EXERCISE BRIEF: Locate the word "search" in the entries below, then gather every line that holds it.

(Interface dataset entries)
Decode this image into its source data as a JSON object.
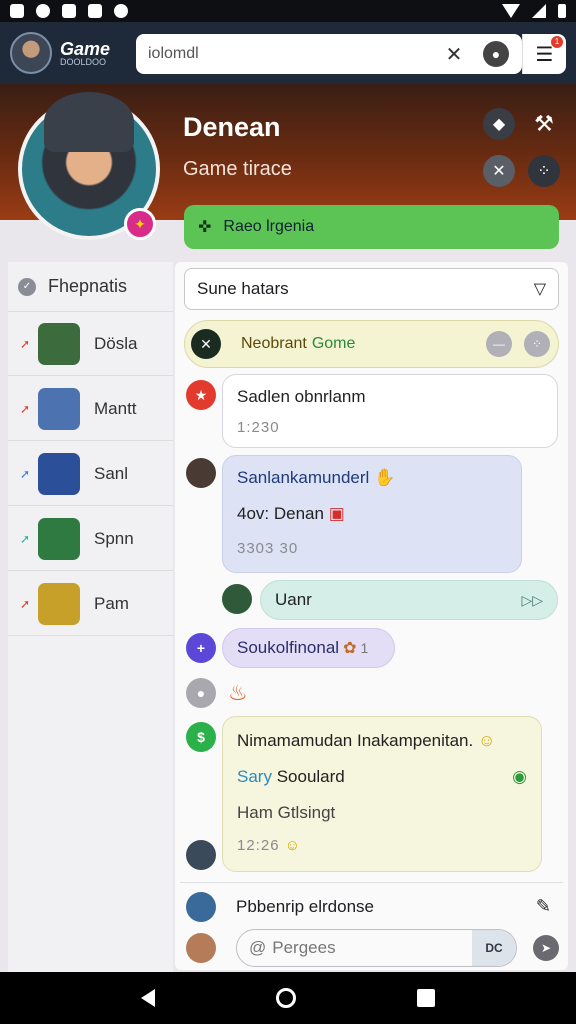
{
  "app": {
    "brand_line1": "Game",
    "brand_line2": "DOOLDOO"
  },
  "search": {
    "text": "iolomdl"
  },
  "menu": {
    "notif_count": "1"
  },
  "profile": {
    "name": "Denean",
    "subtitle": "Game tirace",
    "primary_button": "Raeo lrgenia"
  },
  "sidebar": {
    "header": "Fhepnatis",
    "items": [
      {
        "label": "Dösla",
        "pin_color": "#e23a2c",
        "avatar_color": "#3c6b3e"
      },
      {
        "label": "Mantt",
        "pin_color": "#e23a2c",
        "avatar_color": "#4d72b0"
      },
      {
        "label": "Sanl",
        "pin_color": "#3a78d8",
        "avatar_color": "#2c4f9a"
      },
      {
        "label": "Spnn",
        "pin_color": "#2bb0a0",
        "avatar_color": "#2f7a40"
      },
      {
        "label": "Pam",
        "pin_color": "#e23a2c",
        "avatar_color": "#c7a02a"
      }
    ]
  },
  "filter": {
    "label": "Sune hatars"
  },
  "banner": {
    "text_a": "Neobrant",
    "text_b": "Gome"
  },
  "messages": {
    "m1": {
      "line1": "Sadlen obnrlanm",
      "ts": "1:230"
    },
    "m2": {
      "line1": "Sanlankamunderl",
      "line2": "4ov: Denan",
      "ts": "3303 30"
    },
    "m3": {
      "line1": "Uanr"
    },
    "m4": {
      "line1": "Soukolfinonal",
      "count": "1"
    },
    "m6": {
      "line1": "Nimamamudan Inakampenitan.",
      "line2_a": "Sary",
      "line2_b": "Sooulard",
      "line3": "Ham Gtlsingt",
      "ts": "12:26"
    }
  },
  "composer": {
    "reply_label": "Pbbenrip elrdonse",
    "input_placeholder": "Pergees",
    "input_badge": "DC"
  },
  "colors": {
    "accent_green": "#5cc454",
    "hero_brown": "#6b2c12",
    "appbar": "#1e2a3a"
  },
  "icons": [
    "search-icon",
    "avatar-icon",
    "menu-icon",
    "shield-icon",
    "wrench-icon",
    "sword-icon",
    "grid-icon",
    "send-icon"
  ]
}
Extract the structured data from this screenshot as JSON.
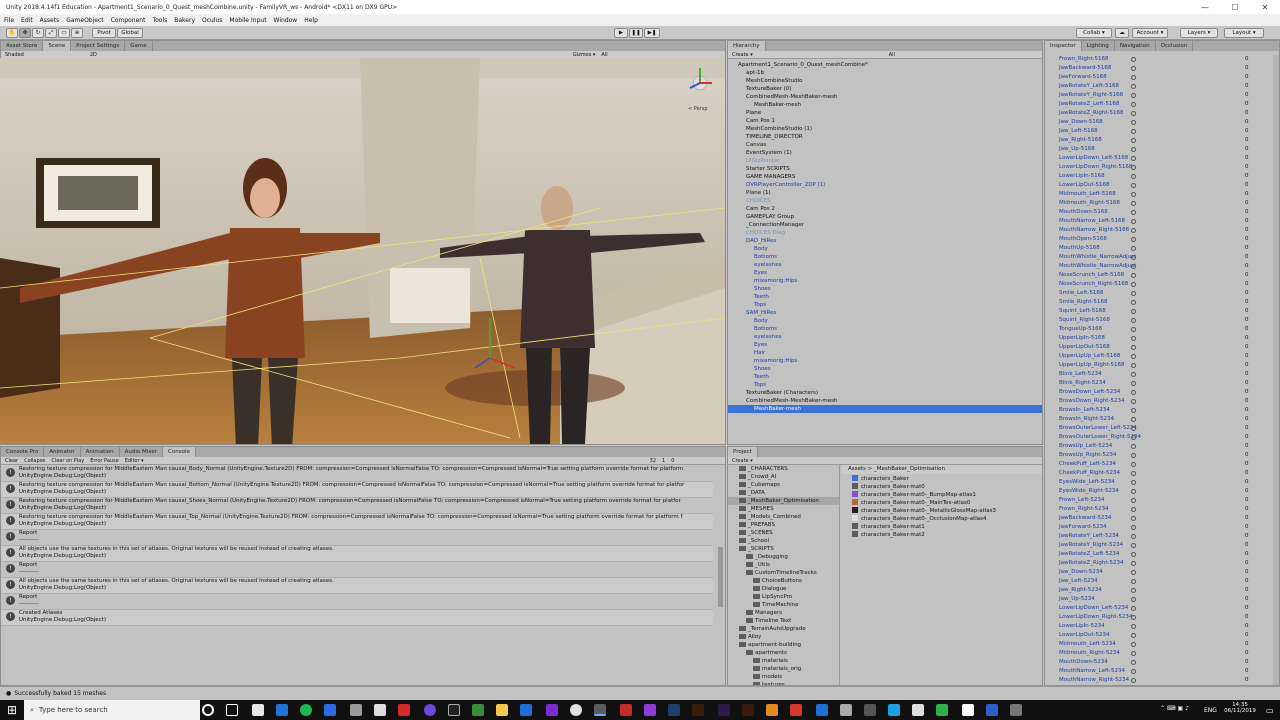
{
  "window": {
    "title": "Unity 2018.4.14f1 Education - Apartment1_Scenario_0_Quest_meshCombine.unity - FamilyVR_ws - Android* <DX11 on DX9 GPU>",
    "controls": [
      "—",
      "☐",
      "✕"
    ]
  },
  "menu": [
    "File",
    "Edit",
    "Assets",
    "GameObject",
    "Component",
    "Tools",
    "Bakery",
    "Oculus",
    "Mobile Input",
    "Window",
    "Help"
  ],
  "toolbar": {
    "pivot": "Pivot",
    "global": "Global",
    "collab": "Collab ▾",
    "account": "Account ▾",
    "layers": "Layers ▾",
    "layout": "Layout ▾"
  },
  "scene": {
    "tabs": [
      "Asset Store",
      "Scene",
      "Project Settings",
      "Game"
    ],
    "active_tab": "Scene",
    "shading": "Shaded",
    "mode2d": "2D",
    "gizmos": "Gizmos ▾",
    "search": "All",
    "persp": "< Persp"
  },
  "hierarchy": {
    "tab": "Hierarchy",
    "create": "Create ▾",
    "search": "All",
    "items": [
      {
        "label": "Apartment1_Scenario_0_Quest_meshCombine*",
        "indent": 0,
        "color": "#111"
      },
      {
        "label": "apt-1b",
        "indent": 1,
        "color": "#111"
      },
      {
        "label": "MeshCombineStudio",
        "indent": 1,
        "color": "#111"
      },
      {
        "label": "TextureBaker (0)",
        "indent": 1,
        "color": "#111"
      },
      {
        "label": "CombinedMesh-MeshBaker-mesh",
        "indent": 1,
        "color": "#111"
      },
      {
        "label": "MeshBaker-mesh",
        "indent": 2,
        "color": "#111"
      },
      {
        "label": "Plane",
        "indent": 1,
        "color": "#111"
      },
      {
        "label": "Cam Pos 1",
        "indent": 1,
        "color": "#111"
      },
      {
        "label": "MeshCombineStudio (1)",
        "indent": 1,
        "color": "#111"
      },
      {
        "label": "TIMELINE_DIRECTOR",
        "indent": 1,
        "color": "#111"
      },
      {
        "label": "Canvas",
        "indent": 1,
        "color": "#111"
      },
      {
        "label": "EventSystem (1)",
        "indent": 1,
        "color": "#111"
      },
      {
        "label": "UIGizPointer",
        "indent": 1,
        "color": "#7a8fb8"
      },
      {
        "label": "Starter SCRIPTS",
        "indent": 1,
        "color": "#111"
      },
      {
        "label": "GAME MANAGERS",
        "indent": 1,
        "color": "#111"
      },
      {
        "label": "OVRPlayerController_2DP (1)",
        "indent": 1,
        "color": "#1a3da0"
      },
      {
        "label": "Plane (1)",
        "indent": 1,
        "color": "#111"
      },
      {
        "label": "CHOICES",
        "indent": 1,
        "color": "#7a8fb8"
      },
      {
        "label": "Cam Pos 2",
        "indent": 1,
        "color": "#111"
      },
      {
        "label": "GAMEPLAY Group",
        "indent": 1,
        "color": "#111"
      },
      {
        "label": "_ConnectionManager",
        "indent": 1,
        "color": "#111"
      },
      {
        "label": "CHOICES Diag",
        "indent": 1,
        "color": "#7a8fb8"
      },
      {
        "label": "DAD_HiRes",
        "indent": 1,
        "color": "#1a3da0"
      },
      {
        "label": "Body",
        "indent": 2,
        "color": "#1a3da0"
      },
      {
        "label": "Bottoms",
        "indent": 2,
        "color": "#1a3da0"
      },
      {
        "label": "eyelashes",
        "indent": 2,
        "color": "#1a3da0"
      },
      {
        "label": "Eyes",
        "indent": 2,
        "color": "#1a3da0"
      },
      {
        "label": "mixamorig:Hips",
        "indent": 2,
        "color": "#1a3da0"
      },
      {
        "label": "Shoes",
        "indent": 2,
        "color": "#1a3da0"
      },
      {
        "label": "Teeth",
        "indent": 2,
        "color": "#1a3da0"
      },
      {
        "label": "Tops",
        "indent": 2,
        "color": "#1a3da0"
      },
      {
        "label": "SAM_HiRes",
        "indent": 1,
        "color": "#1a3da0"
      },
      {
        "label": "Body",
        "indent": 2,
        "color": "#1a3da0"
      },
      {
        "label": "Bottoms",
        "indent": 2,
        "color": "#1a3da0"
      },
      {
        "label": "eyelashes",
        "indent": 2,
        "color": "#1a3da0"
      },
      {
        "label": "Eyes",
        "indent": 2,
        "color": "#1a3da0"
      },
      {
        "label": "Hair",
        "indent": 2,
        "color": "#1a3da0"
      },
      {
        "label": "mixamorig:Hips",
        "indent": 2,
        "color": "#1a3da0"
      },
      {
        "label": "Shoes",
        "indent": 2,
        "color": "#1a3da0"
      },
      {
        "label": "Teeth",
        "indent": 2,
        "color": "#1a3da0"
      },
      {
        "label": "Tops",
        "indent": 2,
        "color": "#1a3da0"
      },
      {
        "label": "TextureBaker (Characters)",
        "indent": 1,
        "color": "#111"
      },
      {
        "label": "CombinedMesh-MeshBaker-mesh",
        "indent": 1,
        "color": "#111"
      },
      {
        "label": "MeshBaker-mesh",
        "indent": 2,
        "color": "#fff",
        "selected": true
      }
    ]
  },
  "console": {
    "tabs": [
      "Console Pro",
      "Animator",
      "Animation",
      "Audio Mixer",
      "Console"
    ],
    "active_tab": "Console",
    "buttons": [
      "Clear",
      "Collapse",
      "Clear on Play",
      "Error Pause",
      "Editor ▾"
    ],
    "counts": [
      "32",
      "1",
      "0"
    ],
    "rows": [
      {
        "line1": "Restoring texture compression for MiddleEastern Man causal_Body_Normal (UnityEngine.Texture2D)  FROM: compression=Compressed isNormalFalse TO: compression=Compressed isNormal=True  setting platform override format for platform",
        "line2": "UnityEngine.Debug:Log(Object)"
      },
      {
        "line1": "Restoring texture compression for MiddleEastern Man causal_Bottom_Normal (UnityEngine.Texture2D)  FROM: compression=Compressed isNormalFalse TO: compression=Compressed isNormal=True  setting platform override format for platfor",
        "line2": "UnityEngine.Debug:Log(Object)"
      },
      {
        "line1": "Restoring texture compression for MiddleEastern Man causal_Shoes_Normal (UnityEngine.Texture2D)  FROM: compression=Compressed isNormalFalse TO: compression=Compressed isNormal=True  setting platform override format for platfor",
        "line2": "UnityEngine.Debug:Log(Object)"
      },
      {
        "line1": "Restoring texture compression for MiddleEastern Man causal_Top_Normal (UnityEngine.Texture2D)  FROM: compression=Compressed isNormalFalse TO: compression=Compressed isNormal=True  setting platform override format for platform f",
        "line2": "UnityEngine.Debug:Log(Object)"
      },
      {
        "line1": "Report",
        "line2": "----------"
      },
      {
        "line1": "All objects use the same textures in this set of atlases. Original textures will be reused instead of creating atlases.",
        "line2": "UnityEngine.Debug:Log(Object)"
      },
      {
        "line1": "Report",
        "line2": "----------"
      },
      {
        "line1": "All objects use the same textures in this set of atlases. Original textures will be reused instead of creating atlases.",
        "line2": "UnityEngine.Debug:Log(Object)"
      },
      {
        "line1": "Report",
        "line2": "----------"
      },
      {
        "line1": "Created Atlases",
        "line2": "UnityEngine.Debug:Log(Object)"
      }
    ]
  },
  "project": {
    "tab": "Project",
    "create": "Create ▾",
    "breadcrumb": "Assets > _MeshBaker_Optimisation",
    "folders": [
      {
        "label": "_CHARACTERS",
        "indent": 1
      },
      {
        "label": "_Crowd_AI",
        "indent": 1
      },
      {
        "label": "_Cubemaps",
        "indent": 1
      },
      {
        "label": "_DATA",
        "indent": 1
      },
      {
        "label": "_MeshBaker_Optimisation",
        "indent": 1,
        "selected": true
      },
      {
        "label": "_MESHES",
        "indent": 1
      },
      {
        "label": "_Models_Combined",
        "indent": 1
      },
      {
        "label": "_PREFABS",
        "indent": 1
      },
      {
        "label": "_SCENES",
        "indent": 1
      },
      {
        "label": "_School",
        "indent": 1
      },
      {
        "label": "_SCRIPTS",
        "indent": 1
      },
      {
        "label": "_Debugging",
        "indent": 2
      },
      {
        "label": "_Utils",
        "indent": 2
      },
      {
        "label": "CustomTimelineTracks",
        "indent": 2
      },
      {
        "label": "ChoiceButtons",
        "indent": 3
      },
      {
        "label": "Dialogue",
        "indent": 3
      },
      {
        "label": "LipSyncPro",
        "indent": 3
      },
      {
        "label": "TimeMachine",
        "indent": 3
      },
      {
        "label": "Managers",
        "indent": 2
      },
      {
        "label": "Timeline Text",
        "indent": 2
      },
      {
        "label": "_TerrainAutoUpgrade",
        "indent": 1
      },
      {
        "label": "Alloy",
        "indent": 1
      },
      {
        "label": "apartment-building",
        "indent": 1
      },
      {
        "label": "apartments",
        "indent": 2
      },
      {
        "label": "materials",
        "indent": 3
      },
      {
        "label": "materials_orig",
        "indent": 3
      },
      {
        "label": "models",
        "indent": 3
      },
      {
        "label": "textures",
        "indent": 3
      }
    ],
    "assets": [
      {
        "label": "characters_Baker",
        "icon": "#3a72d8"
      },
      {
        "label": "characters_Baker-mat0",
        "icon": "#5b5b5b"
      },
      {
        "label": "characters_Baker-mat0-_BumpMap-atlas1",
        "icon": "#8a4fd0"
      },
      {
        "label": "characters_Baker-mat0-_MainTex-atlas0",
        "icon": "#b06a3a"
      },
      {
        "label": "characters_Baker-mat0-_MetallicGlossMap-atlas3",
        "icon": "#222"
      },
      {
        "label": "characters_Baker-mat0-_OcclusionMap-atlas4",
        "icon": "#ddd"
      },
      {
        "label": "characters_Baker-mat1",
        "icon": "#5b5b5b"
      },
      {
        "label": "characters_Baker-mat2",
        "icon": "#5b5b5b"
      }
    ]
  },
  "inspector": {
    "tabs": [
      "Inspector",
      "Lighting",
      "Navigation",
      "Occlusion"
    ],
    "rows": [
      "Frown_Right-5168",
      "JawBackward-5168",
      "JawForward-5168",
      "JawRotateY_Left-5168",
      "JawRotateY_Right-5168",
      "JawRotateZ_Left-5168",
      "JawRotateZ_Right-5168",
      "Jaw_Down-5168",
      "Jaw_Left-5168",
      "Jaw_Right-5168",
      "Jaw_Up-5168",
      "LowerLipDown_Left-5168",
      "LowerLipDown_Right-5168",
      "LowerLipIn-5168",
      "LowerLipOut-5168",
      "Midmouth_Left-5168",
      "Midmouth_Right-5168",
      "MouthDown-5168",
      "MouthNarrow_Left-5168",
      "MouthNarrow_Right-5168",
      "MouthOpen-5168",
      "MouthUp-5168",
      "MouthWhistle_NarrowAdjust",
      "MouthWhistle_NarrowAdjust",
      "NoseScrunch_Left-5168",
      "NoseScrunch_Right-5168",
      "Smile_Left-5168",
      "Smile_Right-5168",
      "Squint_Left-5168",
      "Squint_Right-5168",
      "TongueUp-5168",
      "UpperLipIn-5168",
      "UpperLipOut-5168",
      "UpperLipUp_Left-5168",
      "UpperLipUp_Right-5168",
      "Blink_Left-5234",
      "Blink_Right-5234",
      "BrowsDown_Left-5234",
      "BrowsDown_Right-5234",
      "BrowsIn_Left-5234",
      "BrowsIn_Right-5234",
      "BrowsOuterLower_Left-5234",
      "BrowsOuterLower_Right-5234",
      "BrowsUp_Left-5234",
      "BrowsUp_Right-5234",
      "CheekPuff_Left-5234",
      "CheekPuff_Right-5234",
      "EyesWide_Left-5234",
      "EyesWide_Right-5234",
      "Frown_Left-5234",
      "Frown_Right-5234",
      "JawBackward-5234",
      "JawForward-5234",
      "JawRotateY_Left-5234",
      "JawRotateY_Right-5234",
      "JawRotateZ_Left-5234",
      "JawRotateZ_Right-5234",
      "Jaw_Down-5234",
      "Jaw_Left-5234",
      "Jaw_Right-5234",
      "Jaw_Up-5234",
      "LowerLipDown_Left-5234",
      "LowerLipDown_Right-5234",
      "LowerLipIn-5234",
      "LowerLipOut-5234",
      "Midmouth_Left-5234",
      "Midmouth_Right-5234",
      "MouthDown-5234",
      "MouthNarrow_Left-5234",
      "MouthNarrow_Right-5234"
    ],
    "value": "0"
  },
  "status": {
    "message": "Successfully baked 15 meshes"
  },
  "taskbar": {
    "search_placeholder": "Type here to search",
    "lang": "ENG",
    "time": "14:35",
    "date": "06/11/2019"
  }
}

TASK SOLUTION:
  "search": {
    "search-icon",
    "search": "All",
    "search": "All",
    "search_placeholder": "Type here to search",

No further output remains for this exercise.